Jungian thought identifies “health” as wholeness, and “pathology” or lack of health as lack of wholeness. Jung (Memories, Dreams, Reflections, 1964) asserted that current western cultures have lost a sense of the sacred, and in so doing have become dislocated and disoriented, losing meaning and vitality by losing contact with what he calls the regulating center of the soul. This condition of being out of balance is often referred to by indigenous and earth-based people as loss of soul. Smith (Jung and Shamanism in Dialogue, 2007) argues that a retrieval of the sacred is essential for retrieval of the soul.
Smith (2007), noting the pathological conditions emerging in contemporary culture, says we have repressed the contents of the unconscious and summarily forgotten it entirely, disregarding the magic and mystery there. The sheer lack of soul in current times and culture epitomizes the tremendous precipice on which we perch as a result. Jung, sensing the enormity of the split between our conscious everyday lifestyle and the vast depth of the psyche, warns, “We do not understand yet that the discovery of the unconscious means an enormous spiritual task, which must be accomplished if we wish to preserve our civilization” (in Sabini, The Earth Has a Soul, 2005, p. 145). According to Jung, the only way to address the deep loss of connection to soul that we are experiencing as a species is to reestablish our connection to the sacred.
As a call from the unconscious, any symptom we manifest, psychological or physical, represents a deeper reality. Personal symptoms, conflicts, and blocks relate to or are based on a mythic or archetypal level, which, when understood and witnessed can inform us on the meaning of our struggles and tests. We must look more deeply into the profound depths of the soul, the rhizome, the root from where the symptom arises and discover how to address it in its own symbolic realm; in its own language of image, story, and myth. We must treat it from a depth psychological standpoint.

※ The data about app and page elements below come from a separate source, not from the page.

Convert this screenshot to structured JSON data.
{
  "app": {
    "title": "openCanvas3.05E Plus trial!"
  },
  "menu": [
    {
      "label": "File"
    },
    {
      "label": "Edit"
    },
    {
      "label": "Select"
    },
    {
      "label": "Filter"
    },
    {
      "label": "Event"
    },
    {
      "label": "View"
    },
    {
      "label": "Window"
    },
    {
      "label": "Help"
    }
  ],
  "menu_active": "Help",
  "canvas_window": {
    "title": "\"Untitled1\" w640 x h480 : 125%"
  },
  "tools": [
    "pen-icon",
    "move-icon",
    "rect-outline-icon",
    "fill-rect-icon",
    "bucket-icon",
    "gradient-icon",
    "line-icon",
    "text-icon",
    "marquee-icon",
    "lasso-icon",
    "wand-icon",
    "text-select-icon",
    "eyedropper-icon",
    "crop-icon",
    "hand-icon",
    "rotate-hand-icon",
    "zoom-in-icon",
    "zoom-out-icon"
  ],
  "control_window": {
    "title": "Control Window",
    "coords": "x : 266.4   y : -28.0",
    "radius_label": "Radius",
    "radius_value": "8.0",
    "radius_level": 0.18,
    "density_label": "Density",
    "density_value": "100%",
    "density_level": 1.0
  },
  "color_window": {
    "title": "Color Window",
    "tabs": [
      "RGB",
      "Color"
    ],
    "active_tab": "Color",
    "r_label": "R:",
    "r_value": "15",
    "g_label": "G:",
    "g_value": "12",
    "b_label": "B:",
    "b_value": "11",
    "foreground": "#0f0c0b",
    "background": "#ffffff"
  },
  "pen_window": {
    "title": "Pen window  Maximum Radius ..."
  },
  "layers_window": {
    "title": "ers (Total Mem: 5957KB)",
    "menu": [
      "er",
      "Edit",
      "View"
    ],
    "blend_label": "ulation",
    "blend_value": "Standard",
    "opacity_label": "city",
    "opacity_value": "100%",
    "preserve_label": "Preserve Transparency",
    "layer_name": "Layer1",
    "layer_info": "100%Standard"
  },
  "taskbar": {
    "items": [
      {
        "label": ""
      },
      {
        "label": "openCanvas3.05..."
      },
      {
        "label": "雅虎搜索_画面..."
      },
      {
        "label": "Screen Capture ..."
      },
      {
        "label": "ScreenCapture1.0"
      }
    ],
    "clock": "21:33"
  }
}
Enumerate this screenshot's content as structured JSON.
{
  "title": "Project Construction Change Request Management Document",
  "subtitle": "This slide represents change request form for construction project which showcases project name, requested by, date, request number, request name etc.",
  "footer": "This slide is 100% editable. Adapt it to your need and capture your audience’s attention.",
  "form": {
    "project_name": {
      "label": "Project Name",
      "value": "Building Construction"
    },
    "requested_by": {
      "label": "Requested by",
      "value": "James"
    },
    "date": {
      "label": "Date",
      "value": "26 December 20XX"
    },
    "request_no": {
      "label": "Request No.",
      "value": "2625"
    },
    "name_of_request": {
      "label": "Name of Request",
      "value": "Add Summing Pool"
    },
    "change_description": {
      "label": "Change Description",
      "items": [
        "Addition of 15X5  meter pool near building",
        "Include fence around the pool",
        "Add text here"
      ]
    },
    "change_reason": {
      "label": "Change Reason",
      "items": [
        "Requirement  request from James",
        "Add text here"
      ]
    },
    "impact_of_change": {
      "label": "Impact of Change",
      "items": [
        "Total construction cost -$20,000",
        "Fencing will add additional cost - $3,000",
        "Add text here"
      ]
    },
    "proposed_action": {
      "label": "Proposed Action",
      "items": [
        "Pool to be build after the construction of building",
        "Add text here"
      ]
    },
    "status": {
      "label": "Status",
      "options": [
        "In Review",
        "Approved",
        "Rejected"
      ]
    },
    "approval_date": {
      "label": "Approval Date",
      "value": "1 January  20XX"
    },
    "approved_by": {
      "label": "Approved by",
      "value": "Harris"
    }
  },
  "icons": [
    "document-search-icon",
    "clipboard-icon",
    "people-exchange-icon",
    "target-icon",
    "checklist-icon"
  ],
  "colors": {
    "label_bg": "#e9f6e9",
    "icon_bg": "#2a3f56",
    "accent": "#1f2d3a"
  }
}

If you're suffering from challenges like depression, relationship issues, emotional challenges or other problems that interfere with your capacity to be whole and healthy, a good depth-oriented practitioner can help you get to the root of the problem instead of simply trying to smooth over the symptom.
Bonnie Bright is the founder of Depth Psychology Alliance, the world's first comprehensive online community for depth psychology and hosts a regular podcast, Depth Insights, as well as editing the semi-annual scholarly e-zine of the same name.